Madoff Recovery Questions Answered
How big is the Bernard Madoff scandal?
The Madoff fraud is being called the largest financial fraud in U.S. history. Following Bernard (Bernie) Madoff’s arrest on Dec. 11, authorities estimate that the scale of the alleged scam could be as much as $50 billion, with 4,000 or more investors suffering extraordinary financial losses. Among those investors: ordinary citizens, charities, foundations, pension funds, municipalities, college trusts, senators, wealthy celebrities, hedge funds, universities and global banks, even Madoff’s own sister.
At the time of his arrest on Dec. 11, investigators discovered more than 100 signed checks worth $173 million in Madoff’s office that he was ready to distribute to family members and friends.
How did Madoff operate his scam?
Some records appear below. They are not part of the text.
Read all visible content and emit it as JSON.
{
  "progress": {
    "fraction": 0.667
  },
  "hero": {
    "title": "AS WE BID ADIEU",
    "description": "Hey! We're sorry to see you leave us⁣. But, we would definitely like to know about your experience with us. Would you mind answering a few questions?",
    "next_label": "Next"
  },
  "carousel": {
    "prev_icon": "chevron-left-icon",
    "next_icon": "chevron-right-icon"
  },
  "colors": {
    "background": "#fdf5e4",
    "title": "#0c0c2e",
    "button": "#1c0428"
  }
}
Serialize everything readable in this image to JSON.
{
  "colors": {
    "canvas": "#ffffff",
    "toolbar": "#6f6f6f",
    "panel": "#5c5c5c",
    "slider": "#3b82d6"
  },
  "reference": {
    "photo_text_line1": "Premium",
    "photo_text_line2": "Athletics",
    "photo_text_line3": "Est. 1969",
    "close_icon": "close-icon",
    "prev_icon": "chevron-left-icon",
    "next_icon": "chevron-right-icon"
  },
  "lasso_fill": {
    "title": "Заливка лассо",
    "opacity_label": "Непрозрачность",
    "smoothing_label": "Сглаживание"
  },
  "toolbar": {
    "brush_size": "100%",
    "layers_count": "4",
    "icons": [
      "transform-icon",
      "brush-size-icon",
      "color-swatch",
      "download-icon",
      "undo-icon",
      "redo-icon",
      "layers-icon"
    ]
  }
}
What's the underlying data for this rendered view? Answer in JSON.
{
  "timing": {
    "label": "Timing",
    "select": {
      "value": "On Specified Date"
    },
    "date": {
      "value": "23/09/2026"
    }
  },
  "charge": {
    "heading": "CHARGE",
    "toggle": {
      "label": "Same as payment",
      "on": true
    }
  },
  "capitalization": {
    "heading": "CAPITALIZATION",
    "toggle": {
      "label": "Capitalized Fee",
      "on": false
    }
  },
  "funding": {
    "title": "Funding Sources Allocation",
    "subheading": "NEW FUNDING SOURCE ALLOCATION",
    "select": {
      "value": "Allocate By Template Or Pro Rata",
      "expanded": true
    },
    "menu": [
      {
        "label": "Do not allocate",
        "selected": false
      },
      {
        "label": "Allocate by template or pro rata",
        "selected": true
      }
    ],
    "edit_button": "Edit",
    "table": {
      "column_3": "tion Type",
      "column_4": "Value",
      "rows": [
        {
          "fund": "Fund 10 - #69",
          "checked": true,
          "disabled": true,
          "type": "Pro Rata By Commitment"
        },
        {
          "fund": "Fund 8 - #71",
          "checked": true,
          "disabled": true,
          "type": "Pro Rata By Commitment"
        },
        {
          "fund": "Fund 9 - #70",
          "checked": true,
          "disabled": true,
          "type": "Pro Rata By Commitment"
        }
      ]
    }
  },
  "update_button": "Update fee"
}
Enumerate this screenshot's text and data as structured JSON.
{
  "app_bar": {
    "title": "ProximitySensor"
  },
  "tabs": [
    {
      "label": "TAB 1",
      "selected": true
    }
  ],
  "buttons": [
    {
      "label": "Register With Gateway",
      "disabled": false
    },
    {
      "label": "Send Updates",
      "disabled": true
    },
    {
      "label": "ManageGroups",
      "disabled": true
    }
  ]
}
Madoff conducted what is known as a “Ponzi” scheme. Named after Charles K. Ponzi who used the technique after arriving in the United State in 1903, a Ponzi scheme entails paying early investors with proceeds from those who enter the the investment scheme later on. A Ponzi scheme is similar to a Pyramid scheme.
Madoff conducted his Ponzi scheme through his investment-advising business, Bernard L. Madoff Investment Securities LLC.
Why wasn’t Madoff caught earlier by authorities?
A number of factors apparently were at play that allowed Madoff to remain under the radar for so many years. First, Madoff himself was an extremely savvy financial money manager. As the former president of NASDAQ, he was highly respected on Wall Street and in financial circles. His clients were equally influential, and included the Who’s Who of the wealthy, cultural organizations, higher education institutions, charities and global financial services firms, among others.
Second, Madoff alone oversaw the accounting of his investment advisory business. There was no third-party oversight whatsoever.
Did any red flags exist regarding Madoff’s scam before his arrest on Dec. 11?
Unfortunately, signs of Madoff’s deceit may go back as far as the 1970s, when charges of misconduct were brought against the disgraced money manager. In terms of the $50 billion Ponzi scheme, several Wall Street whistleblowers made reports in 1992 and 1999 to the Securities and Exchange Commission (SEC) about Madoff and his operation of what they called a “modern-day Ponzi scheme.”
Publication articles, including a 2001 story in Barrons’ magazine, also openly questioned as to how Madoff could produce such consistent high returns for investors when no other brokers seemingly could.
Can investors who lost money with Madoff recover anything?
Despite Madoff’s claims of financial insolvency, Irving Picard, the court-appointed trustee charged with liquidating Madoff’s assets, numerous individual attorneys, and the SEC all believe investors will be able to recover some of their lost funds.
If you invested money with Madoff, you can call a special FBI hotline at 212-384-2359. Investors also can contact the Securities Investor Protection Corporation (SIPC) at 888-727-8695.
In addition, the SEC provides regular updates regarding Madoff on its Web site at http://www.sec.gov/.
Where can I find additional information about investor recovery?
Our Web site, www.subprimelosses.com, offers a comprehensive library of articles on the Madoff case, as well as information on other investment-related issues.
If I decide to take legal action, what is the cost to file a suit?
First and foremost, our team of lawyers will work with you to review your situation. You are not responsible for any fees or expenses unless a recovery is obtained. To review your case, call us at 866-827-6537.
Are there other avenues for recovery?
The Securities Investor Protection Corporation (SIPC) serves as the FDIC of brokerage and investment firms in the United States. In the event a brokerage firm fails, this is an investor’s first line of defense to retrieve money missing from his or her account.
In the Madoff case, the SIPC may pay up to $500,000 to individuals who invested directly with Madoff. Indirect investors – those who invested in so-called feeder funds that then funneled money to Madoff’s funds – also can file claims with SIPC.
However, the reserve funds held by SIPC can in no way cover the entire $50 billion that investors allegedly lost in the Madoff scam. The SIPC’s fund, which is supported by broker-dealer assessment fees, currently has a balance of $1.6 billion.
The trustee handling the liquidation of Madoff’s business also has identified more than $830 million in liquid assets that may be subject to recovery.
Where is Madoff today?
Madoff remains free on a $10 million bond. On Jan. 13, United States Magistrate Judge Ronald L. Ellis ruled Madoff to be confined to his Manhattan penthouse with an electronic ankle bracelet and 24-hour monitoring. In addition, the judge ordered searches of Madoff’s outgoing mail. Prosecutors in the case continue to argue that Madoff’s bail should be revoked because Madoff violated previous restrictions when he sent more than $1 million worth of jewelry as gifts to friends and family over the holidays.
Madoff has yet to enter a plea in the case. Both the New York Times and the Wall Street Journal have suggested that Madoff’s lawyers are actively negotiating a plea agreement that could result in the case never going to trial.